Not only has Bootstrap helped millions of developers build websites, but their documentation is built using Hugo. Let's dive in and deconstruct the Bootstrap documentation.
Bootstrap is used to rapidly develop consistent, responsive websites. It was initially created at Twitter as a way to encourage design consistency in internal tools. Later it was publicly released in August 2011 and has become one of the most popular projects on GitHub.
The most important part of a documentation site is the content so let’s start there. The front matter for content pages is simple, using five variables for the most part:
description are self-explanatory. Things get interesting with
toc, which are used to build navigation menus. We’ll look at how navigation works in the next section. For the body content, Bootstrap does a great job of using simple markdown.

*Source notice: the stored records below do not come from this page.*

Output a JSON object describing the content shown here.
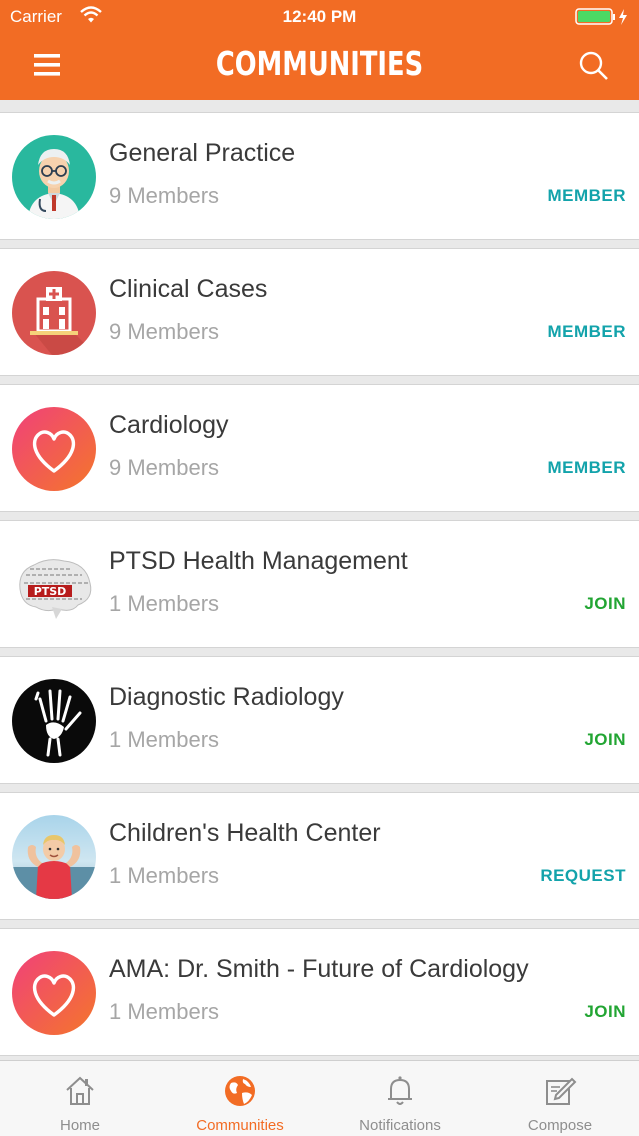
{
  "status_bar": {
    "carrier": "Carrier",
    "time": "12:40 PM"
  },
  "header": {
    "title": "COMMUNITIES"
  },
  "colors": {
    "brand": "#f26c24",
    "member": "#13a3ab",
    "join": "#22a533"
  },
  "communities": [
    {
      "name": "General Practice",
      "members": "9 Members",
      "action": "MEMBER",
      "icon": "doctor-avatar"
    },
    {
      "name": "Clinical Cases",
      "members": "9 Members",
      "action": "MEMBER",
      "icon": "hospital-icon"
    },
    {
      "name": "Cardiology",
      "members": "9 Members",
      "action": "MEMBER",
      "icon": "heart-icon"
    },
    {
      "name": "PTSD Health Management",
      "members": "1 Members",
      "action": "JOIN",
      "icon": "ptsd-brain-image",
      "image_text": "PTSD"
    },
    {
      "name": "Diagnostic Radiology",
      "members": "1 Members",
      "action": "JOIN",
      "icon": "xray-hand-icon"
    },
    {
      "name": "Children's Health Center",
      "members": "1 Members",
      "action": "REQUEST",
      "icon": "child-photo"
    },
    {
      "name": "AMA: Dr. Smith - Future of Cardiology",
      "members": "1 Members",
      "action": "JOIN",
      "icon": "heart-icon"
    }
  ],
  "tabs": [
    {
      "label": "Home",
      "icon": "home-icon",
      "active": false
    },
    {
      "label": "Communities",
      "icon": "globe-icon",
      "active": true
    },
    {
      "label": "Notifications",
      "icon": "bell-icon",
      "active": false
    },
    {
      "label": "Compose",
      "icon": "compose-icon",
      "active": false
    }
  ]
}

The content is a mix of headings, paragraphs, code blocks, lists, links, and the occasional HTML block for tables and accessibility.
Keeping the markdown simple is excellent because it makes it easier for the core team to maintain their documentation and for others to contribute. It also helps keep consistency throughout the site.
The Bootstrap documentation has three levels of navigation:
This is the primary navigation for the Bootstrap site and also the most simple in terms of implementation. Each link is hard coded and has an if statement to trigger the active state:
The sidebar is more tricky. It’s a two-level navigation component used on documentation pages. The first level is the group title, a high-level concept with an arrow indicating it can be expanded. Clicking on the group title expands the sidebar to show the navigation items related to the group. The sidebar is populated from a YAML data file:
Using a data file here makes sense for a couple of reasons:
$group_slug is calculated by slugifying the title in the data file.
$group_slug is then compared to the
group front matter field (The one we saw in the content section ) on the current page being rendered. If they match, then the current page is part of this navigation group. This state is stored in the
$is_active_group variable. The next code block renders the group title. The interesting part from a Jamstack perspective is seeing how they use
$is_active_group. It’s used to add a collapsed class if it’s not the active group, it’s also used to set two accessibility attributes:
Following the group title, we have the logic to render the navigation items. First, the pages in the current group are iterated over. Each page is assigned to
$doc’s title is slugified and checked to see if it’s the current page in a similar way to how the active group was calculated. The result of this is assigned to
$href is a combination of the
$doc_slug. It’s a bit magic because there just happens to be a page with that URL. There’s no real connection there from Hugo’s point of view. This will work as long the team is consistent with their structure and doesn’t override any permalinks. As an improvement, you could find the source page using the
$doc_slug and get the permalink from there. This would be less fragile as you are free to change the permalink. However, it would add extra code and complexity, so it may not be necessary here.
One point worth noting is while it looks easy to update a navigation group or item title in the YAML file, there’s more than meets the eye. The titles have
urlize run on them to link them back to the original document as we saw. If you want to update a title for the navigation, you will also have to change the file name of the source file. Otherwise the link will break. As a small improvement, I would opt to have the slugified references in the YAML file and then have an optional front matter field in each document called
menu_title if you want to use something other than
title for menu items.
On the right side of the most of their documentation pages, Bootstrap includes a table of contents which lists the headings on the page. It’s a nice way to help users find the content they’re looking for. Hugo makes generating a table of contents super straight forward, it parses the markdown and automatically makes the HTML output available with the variable
.TableOfContents. As we saw before, some pages have a
toc front matter variable. The Bootstrap site uses this variable to determine if the table of contents should be rendered:
Successful software frameworks like Bootstrap release many major versions of their software. Each major version likely differs enough from each other to warrant its own documentation. Bootstrap has a clever dropdown that makes it easy to switch between versions.
This file is iterated over on the versions page to create the version appendix. Each major and minor version of Bootstrap has its own branch (or tag), which contains only that version’s documentation. The URL structure has a segment for the version number e.g.
/docs/5.0/getting-started/introduction/. I don’t have visibility into how this is deployed but what I suspect is that each site is generated independently, and then combined after the build. CloudCannon has a feature called subpaths that makes it easy to do something similar - mount multiple sites together to look like a single site.
I’m a big fan of this strategy for documentation versioning for several reasons:
Search is a great way to help users quickly find what they’re looking for. There’s several ways to add search to a static site. Bootstrap uses Algolia, which is hard to beat when it comes to ease of integration and search performance.
Algolia has a free tool built explicitly for documentation called Docsearch. The way it works is simple:
Bootstrap is a fantastic example of a well-built documentation site on Hugo. If you’re building a documentation site, I’d recommend having a dig around their source code as they typically have elegant solutions to common problems.